# GOAL OF THE EXERCISE:
If a picture appears in the records, skip it; copy everything else exactly.

# EXTRACTED MATERIAL:
[Start of Attachment]

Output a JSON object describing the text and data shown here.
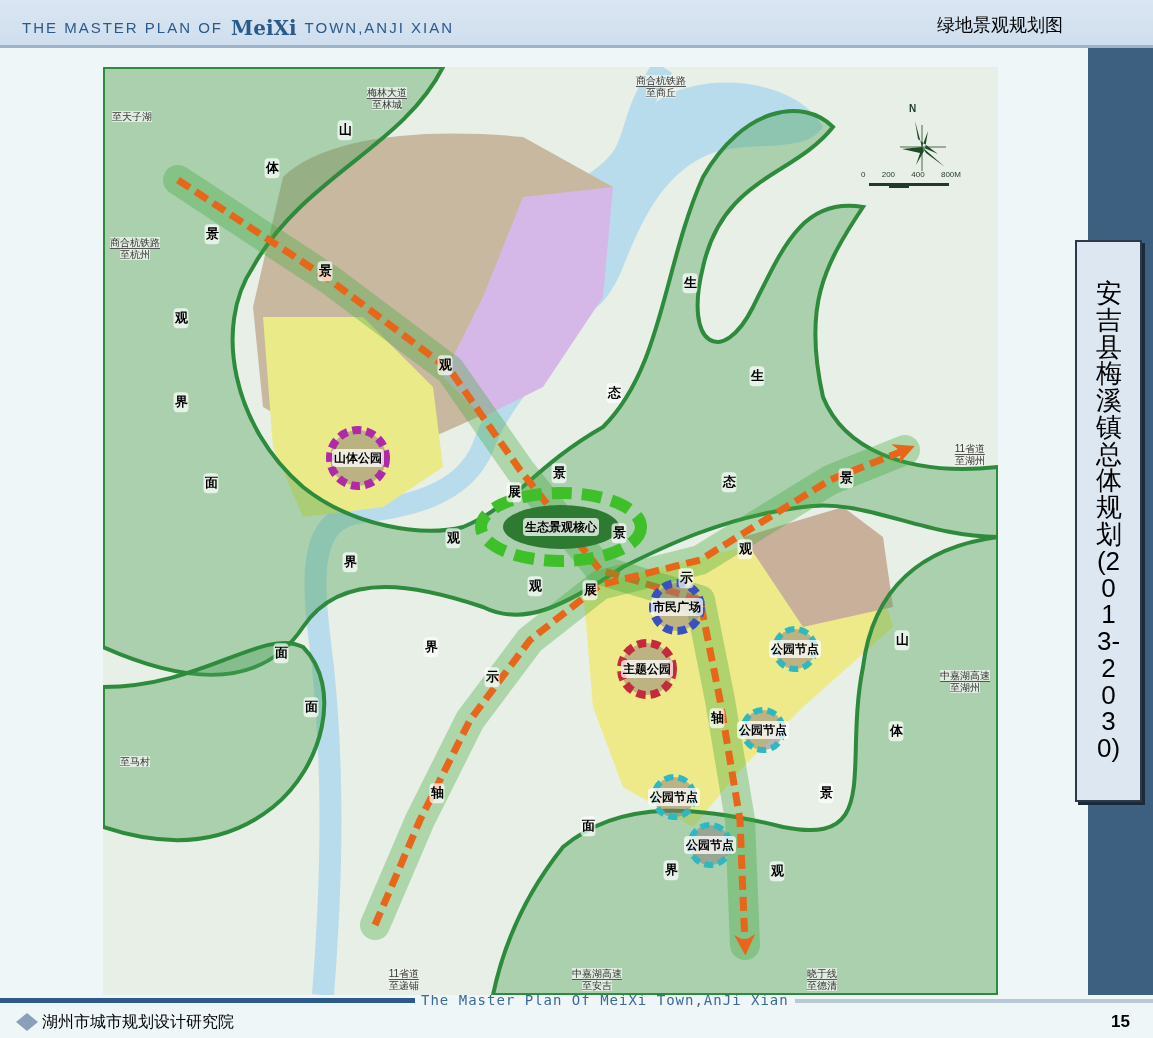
{
  "header": {
    "prefix": "THE MASTER PLAN OF",
    "logo": "MeiXi",
    "suffix": "TOWN,ANJI XIAN",
    "page_title": "绿地景观规划图"
  },
  "map": {
    "compass_label": "N",
    "scale_labels": [
      "0",
      "200",
      "400",
      "800M"
    ],
    "axis_labels": [
      "山",
      "体",
      "景",
      "观",
      "界",
      "面",
      "景",
      "观",
      "展",
      "示",
      "轴",
      "景",
      "观",
      "展",
      "示",
      "轴",
      "生",
      "生",
      "态",
      "态",
      "景",
      "景",
      "观",
      "观",
      "界",
      "界",
      "面",
      "面",
      "山",
      "体",
      "景",
      "观",
      "界",
      "面"
    ],
    "nodes": [
      {
        "label": "山体公园",
        "kind": "park",
        "color": "#b02aa8"
      },
      {
        "label": "生态景观核心",
        "kind": "core",
        "color": "#3fbf2a"
      },
      {
        "label": "市民广场",
        "kind": "park",
        "color": "#3b4fc0"
      },
      {
        "label": "主题公园",
        "kind": "park",
        "color": "#c42a3a"
      },
      {
        "label": "公园节点",
        "kind": "node",
        "color": "#2fb8c0"
      },
      {
        "label": "公园节点",
        "kind": "node",
        "color": "#2fb8c0"
      },
      {
        "label": "公园节点",
        "kind": "node",
        "color": "#2fb8c0"
      },
      {
        "label": "公园节点",
        "kind": "node",
        "color": "#2fb8c0"
      }
    ],
    "road_labels": [
      {
        "name": "梅林大道",
        "destination": "至林城"
      },
      {
        "name": "商合杭铁路",
        "destination": "至商丘"
      },
      {
        "destination": "至天子湖"
      },
      {
        "name": "商合杭铁路",
        "destination": "至杭州"
      },
      {
        "name": "11省道",
        "destination": "至湖州"
      },
      {
        "name": "中嘉湖高速",
        "destination": "至湖州"
      },
      {
        "destination": "至马村"
      },
      {
        "name": "11省道",
        "destination": "至递铺"
      },
      {
        "name": "中嘉湖高速",
        "destination": "至安吉"
      },
      {
        "name": "晓于线",
        "destination": "至德清"
      }
    ]
  },
  "sidebar": {
    "title": "安吉县梅溪镇总体规划(2013-2030)"
  },
  "footer": {
    "banner": "The Master Plan Of MeiXi Town,AnJi Xian",
    "institute": "湖州市城市规划设计研究院",
    "page_number": "15"
  }
}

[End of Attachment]

# TASK RESULT:
Output a JSON object describing the text and data shown here.
{
  "header": {
    "prefix": "THE MASTER PLAN OF",
    "logo": "MeiXi",
    "suffix": "TOWN,ANJI XIAN",
    "page_title": "绿地景观规划图"
  },
  "map": {
    "compass_label": "N",
    "scale_labels": [
      "0",
      "200",
      "400",
      "800M"
    ],
    "axis_labels": [
      "山",
      "体",
      "景",
      "观",
      "界",
      "面",
      "景",
      "观",
      "展",
      "示",
      "轴",
      "景",
      "观",
      "展",
      "示",
      "轴",
      "生",
      "生",
      "态",
      "态",
      "景",
      "景",
      "观",
      "观",
      "界",
      "界",
      "面",
      "面",
      "山",
      "体",
      "景",
      "观",
      "界",
      "面"
    ],
    "nodes": [
      {
        "label": "山体公园",
        "kind": "park",
        "color": "#b02aa8"
      },
      {
        "label": "生态景观核心",
        "kind": "core",
        "color": "#3fbf2a"
      },
      {
        "label": "市民广场",
        "kind": "park",
        "color": "#3b4fc0"
      },
      {
        "label": "主题公园",
        "kind": "park",
        "color": "#c42a3a"
      },
      {
        "label": "公园节点",
        "kind": "node",
        "color": "#2fb8c0"
      },
      {
        "label": "公园节点",
        "kind": "node",
        "color": "#2fb8c0"
      },
      {
        "label": "公园节点",
        "kind": "node",
        "color": "#2fb8c0"
      },
      {
        "label": "公园节点",
        "kind": "node",
        "color": "#2fb8c0"
      }
    ],
    "road_labels": [
      {
        "name": "梅林大道",
        "destination": "至林城"
      },
      {
        "name": "商合杭铁路",
        "destination": "至商丘"
      },
      {
        "destination": "至天子湖"
      },
      {
        "name": "商合杭铁路",
        "destination": "至杭州"
      },
      {
        "name": "11省道",
        "destination": "至湖州"
      },
      {
        "name": "中嘉湖高速",
        "destination": "至湖州"
      },
      {
        "destination": "至马村"
      },
      {
        "name": "11省道",
        "destination": "至递铺"
      },
      {
        "name": "中嘉湖高速",
        "destination": "至安吉"
      },
      {
        "name": "晓于线",
        "destination": "至德清"
      }
    ]
  },
  "sidebar": {
    "title": "安吉县梅溪镇总体规划(2013-2030)"
  },
  "footer": {
    "banner": "The Master Plan Of MeiXi Town,AnJi Xian",
    "institute": "湖州市城市规划设计研究院",
    "page_number": "15"
  }
}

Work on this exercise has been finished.